Boyce, N., Graham, D., & Marsh, J. (2021). Choice of outcome measures in mental health research. The lancet. Psychiatry, 8(6), 455. https://doi.org/10.1016/S2215-0366(21)00123-1
Kroenke K, Spitzer RL, Williams JB. The PHQ-9: validity of a brief depression severity measure. J Gen Intern Med 2001;16: 606–13.
Scott M. J. (2018). Improving Access to Psychological Therapies (IAPT) – The Need for Radical Reform. Journal of health psychology, 23(9), 1136–1147. https://doi.org/10.1177/1359105318755264
Spitzer RL, Kroenke K, Williams JB, Löwe B. A brief measure for assessing generalized anxiety disorder: the GAD-7. Arch Intern Med 2006; 166: 1092–97.
August 13th 2021
Thank you for your letter to The Lancet Psychiatry. We are pleased to see that our initiative re primary outcome reporting has been noticed. We are applying this now but did not apply it retrospectively to papers accepted before publication. The Barkham et al paper was published online on 14 May, six weeks after the Comment, but was accepted and edited before our new policy was in place.
For Correspondence, our information for authors states: Letters written in response to previous content published in The Lancet Psychiatry must reach us within 4 weeks of publication of the original item.
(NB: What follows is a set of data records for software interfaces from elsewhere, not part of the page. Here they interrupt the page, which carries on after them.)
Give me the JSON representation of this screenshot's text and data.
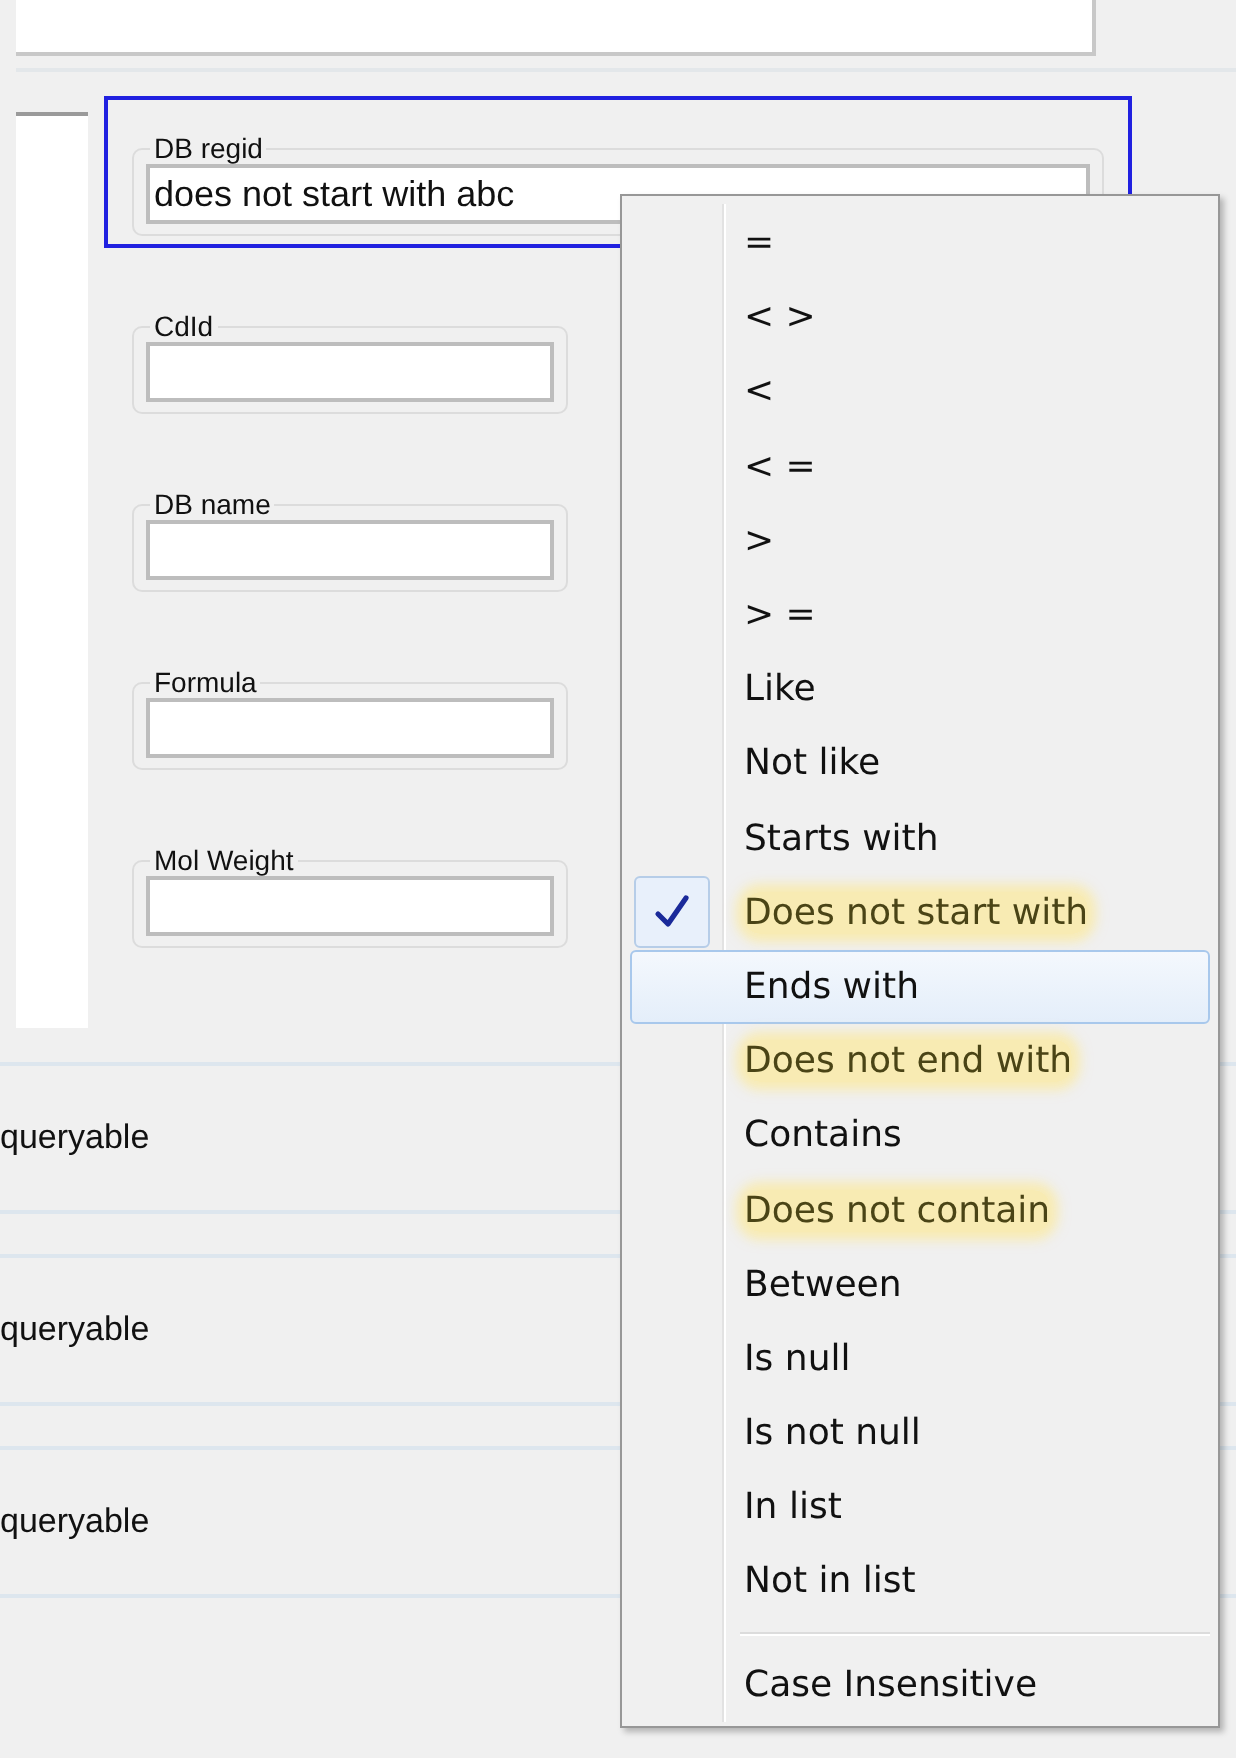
{
  "filter_fields": [
    {
      "label": "DB regid",
      "value": "does not start with abc",
      "focused": true
    },
    {
      "label": "CdId",
      "focused": false
    },
    {
      "label": "DB name",
      "focused": false
    },
    {
      "label": "Formula",
      "focused": false
    },
    {
      "label": "Mol Weight",
      "focused": false
    }
  ],
  "rows": [
    {
      "text": "queryable"
    },
    {
      "text": "queryable"
    },
    {
      "text": "queryable"
    }
  ],
  "operator_menu": {
    "items": [
      {
        "label": "=",
        "checked": false,
        "selected": false,
        "highlighted": false
      },
      {
        "label": "< >",
        "checked": false,
        "selected": false,
        "highlighted": false
      },
      {
        "label": "<",
        "checked": false,
        "selected": false,
        "highlighted": false
      },
      {
        "label": "< =",
        "checked": false,
        "selected": false,
        "highlighted": false
      },
      {
        "label": ">",
        "checked": false,
        "selected": false,
        "highlighted": false
      },
      {
        "label": "> =",
        "checked": false,
        "selected": false,
        "highlighted": false
      },
      {
        "label": "Like",
        "checked": false,
        "selected": false,
        "highlighted": false
      },
      {
        "label": "Not like",
        "checked": false,
        "selected": false,
        "highlighted": false
      },
      {
        "label": "Starts with",
        "checked": false,
        "selected": false,
        "highlighted": false
      },
      {
        "label": "Does not start with",
        "checked": true,
        "selected": false,
        "highlighted": true
      },
      {
        "label": "Ends with",
        "checked": false,
        "selected": true,
        "highlighted": false
      },
      {
        "label": "Does not end with",
        "checked": false,
        "selected": false,
        "highlighted": true
      },
      {
        "label": "Contains",
        "checked": false,
        "selected": false,
        "highlighted": false
      },
      {
        "label": "Does not contain",
        "checked": false,
        "selected": false,
        "highlighted": true
      },
      {
        "label": "Between",
        "checked": false,
        "selected": false,
        "highlighted": false
      },
      {
        "label": "Is null",
        "checked": false,
        "selected": false,
        "highlighted": false
      },
      {
        "label": "Is not null",
        "checked": false,
        "selected": false,
        "highlighted": false
      },
      {
        "label": "In list",
        "checked": false,
        "selected": false,
        "highlighted": false
      },
      {
        "label": "Not in list",
        "checked": false,
        "selected": false,
        "highlighted": false
      }
    ],
    "options": [
      {
        "label": "Case Insensitive",
        "checked": false
      }
    ]
  }
}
We do extend this to after the original item has been published in an issue but I’m afraid that your letter is still outside the window for the Barkham et al paper, so we have decided not to publish it.
Although this decision has not been a positive one, I thank you for your interest in the journal.
Joan Marsh MA PhD
Dr Mike Scott